Structural biology of solute carrier (SLC) membrane transport proteins

Mol Membr Biol. Feb-Mar 2017;34(1-2):1-32. doi: 10.1080/09687688.2018.1448123. Epub 2018 Apr 13.

Abstract

The human solute carriers (SLCs) comprise over 400 different transporters, organized into 65 families ( http://slc.bioparadigms.org/ ) based on their sequence homology and transport function. SLCs are responsible for transporting extraordinarily diverse solutes across biological membranes, including inorganic ions, amino acids, lipids, sugars, neurotransmitters and drugs. Most of these membrane proteins function as coupled symporters (co-transporters) utilizing downhill ion (H+ or Na+) gradients as the driving force for the transport of substrate against its concentration gradient into cells. Other members work as antiporters (exchangers) that typically contain a single substrate-binding site with an alternating access mode of transport, while a few members exhibit channel-like properties. Dysfunction of SLCs is correlated with numerous human diseases and therefore they are potential therapeutic drug targets. In this review, we identified all of the SLC crystal structures that have been determined, most of which are from prokaryotic species. We further sorted all the SLC structures into four main groups with different protein folds and further discuss the well-characterized MFS (major facilitator superfamily) and LeuT (leucine transporter) folds. This review provides a systematic analysis of the structure, molecular basis of substrate recognition and mechanism of action in different SLC family members.

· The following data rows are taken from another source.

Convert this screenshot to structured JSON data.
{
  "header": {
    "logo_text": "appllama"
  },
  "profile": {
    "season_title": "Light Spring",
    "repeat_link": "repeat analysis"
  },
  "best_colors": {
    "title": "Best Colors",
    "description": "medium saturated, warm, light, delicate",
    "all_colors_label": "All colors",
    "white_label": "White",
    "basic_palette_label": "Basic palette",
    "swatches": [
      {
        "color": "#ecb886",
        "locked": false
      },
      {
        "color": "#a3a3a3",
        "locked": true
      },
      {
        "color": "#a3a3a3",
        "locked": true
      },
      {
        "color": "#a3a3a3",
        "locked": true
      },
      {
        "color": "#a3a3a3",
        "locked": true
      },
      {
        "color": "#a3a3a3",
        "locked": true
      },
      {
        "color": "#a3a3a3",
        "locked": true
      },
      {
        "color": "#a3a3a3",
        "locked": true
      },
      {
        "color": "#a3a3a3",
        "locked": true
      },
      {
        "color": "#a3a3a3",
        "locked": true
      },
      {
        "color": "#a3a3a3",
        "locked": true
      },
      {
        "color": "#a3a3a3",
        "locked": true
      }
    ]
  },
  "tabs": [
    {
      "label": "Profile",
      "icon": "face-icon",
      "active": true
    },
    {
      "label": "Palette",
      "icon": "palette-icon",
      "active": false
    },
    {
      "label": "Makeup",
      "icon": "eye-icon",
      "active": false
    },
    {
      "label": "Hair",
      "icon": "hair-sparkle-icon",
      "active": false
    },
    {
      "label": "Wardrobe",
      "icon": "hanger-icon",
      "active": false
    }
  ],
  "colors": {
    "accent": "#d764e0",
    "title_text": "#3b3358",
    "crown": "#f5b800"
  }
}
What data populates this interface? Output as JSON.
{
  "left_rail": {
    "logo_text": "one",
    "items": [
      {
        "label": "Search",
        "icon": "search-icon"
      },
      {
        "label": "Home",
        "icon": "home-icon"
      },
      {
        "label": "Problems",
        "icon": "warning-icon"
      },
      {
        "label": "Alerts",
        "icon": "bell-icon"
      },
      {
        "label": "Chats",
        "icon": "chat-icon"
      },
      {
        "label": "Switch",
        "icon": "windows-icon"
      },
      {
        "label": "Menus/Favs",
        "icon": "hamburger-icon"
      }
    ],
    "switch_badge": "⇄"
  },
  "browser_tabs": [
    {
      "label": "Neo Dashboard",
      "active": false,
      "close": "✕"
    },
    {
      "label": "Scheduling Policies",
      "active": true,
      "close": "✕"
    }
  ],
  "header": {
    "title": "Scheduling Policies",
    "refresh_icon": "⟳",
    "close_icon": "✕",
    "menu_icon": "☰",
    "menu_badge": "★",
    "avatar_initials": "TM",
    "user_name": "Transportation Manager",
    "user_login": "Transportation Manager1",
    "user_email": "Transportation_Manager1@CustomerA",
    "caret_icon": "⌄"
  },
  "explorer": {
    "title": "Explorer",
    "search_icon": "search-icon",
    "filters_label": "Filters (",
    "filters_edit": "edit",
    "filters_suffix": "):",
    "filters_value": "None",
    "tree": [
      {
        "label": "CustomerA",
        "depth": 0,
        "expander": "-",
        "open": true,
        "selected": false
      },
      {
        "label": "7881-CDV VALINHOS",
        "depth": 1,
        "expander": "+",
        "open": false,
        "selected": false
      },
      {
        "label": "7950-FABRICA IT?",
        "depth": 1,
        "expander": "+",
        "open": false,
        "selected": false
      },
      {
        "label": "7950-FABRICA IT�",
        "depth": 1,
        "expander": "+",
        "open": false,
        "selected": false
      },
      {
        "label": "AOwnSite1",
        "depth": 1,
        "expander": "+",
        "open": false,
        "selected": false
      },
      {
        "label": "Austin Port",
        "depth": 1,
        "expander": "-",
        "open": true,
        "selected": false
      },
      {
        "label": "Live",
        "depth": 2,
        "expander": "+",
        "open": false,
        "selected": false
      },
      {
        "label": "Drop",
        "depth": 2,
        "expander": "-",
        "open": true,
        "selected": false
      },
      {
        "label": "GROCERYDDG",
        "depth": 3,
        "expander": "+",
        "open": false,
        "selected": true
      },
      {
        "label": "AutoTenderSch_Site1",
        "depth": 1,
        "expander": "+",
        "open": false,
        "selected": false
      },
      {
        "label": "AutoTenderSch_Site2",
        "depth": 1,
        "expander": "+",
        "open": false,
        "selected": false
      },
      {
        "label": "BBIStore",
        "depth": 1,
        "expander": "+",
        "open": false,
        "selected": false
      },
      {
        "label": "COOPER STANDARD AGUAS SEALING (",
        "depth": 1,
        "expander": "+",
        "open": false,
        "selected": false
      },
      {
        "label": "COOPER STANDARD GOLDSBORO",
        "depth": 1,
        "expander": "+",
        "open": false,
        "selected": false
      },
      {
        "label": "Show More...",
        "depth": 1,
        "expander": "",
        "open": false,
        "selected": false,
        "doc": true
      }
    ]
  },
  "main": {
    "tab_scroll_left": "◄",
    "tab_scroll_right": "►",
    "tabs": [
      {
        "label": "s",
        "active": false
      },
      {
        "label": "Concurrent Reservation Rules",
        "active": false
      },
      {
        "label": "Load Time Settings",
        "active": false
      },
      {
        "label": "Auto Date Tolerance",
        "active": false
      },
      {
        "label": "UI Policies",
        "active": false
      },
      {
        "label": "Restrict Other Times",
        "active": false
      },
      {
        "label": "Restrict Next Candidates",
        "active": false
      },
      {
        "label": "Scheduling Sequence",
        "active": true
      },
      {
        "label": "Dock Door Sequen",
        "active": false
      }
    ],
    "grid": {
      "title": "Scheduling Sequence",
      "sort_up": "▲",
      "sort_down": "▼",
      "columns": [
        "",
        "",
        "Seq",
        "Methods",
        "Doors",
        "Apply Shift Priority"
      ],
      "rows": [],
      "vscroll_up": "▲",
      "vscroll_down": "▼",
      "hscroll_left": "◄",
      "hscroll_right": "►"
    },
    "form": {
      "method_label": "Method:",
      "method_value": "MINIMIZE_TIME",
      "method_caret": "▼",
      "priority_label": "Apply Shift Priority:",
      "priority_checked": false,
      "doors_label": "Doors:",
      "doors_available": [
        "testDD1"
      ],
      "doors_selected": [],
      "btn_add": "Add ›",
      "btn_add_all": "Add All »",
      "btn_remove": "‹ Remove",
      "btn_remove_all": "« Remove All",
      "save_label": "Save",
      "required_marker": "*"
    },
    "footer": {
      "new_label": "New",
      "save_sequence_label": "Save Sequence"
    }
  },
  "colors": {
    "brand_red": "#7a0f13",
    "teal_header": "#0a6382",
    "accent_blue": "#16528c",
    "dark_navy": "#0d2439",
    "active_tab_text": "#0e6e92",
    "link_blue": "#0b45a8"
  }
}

Keywords: SLC family; human disease; membrane proteins; protein folds; solute carrier; transporters.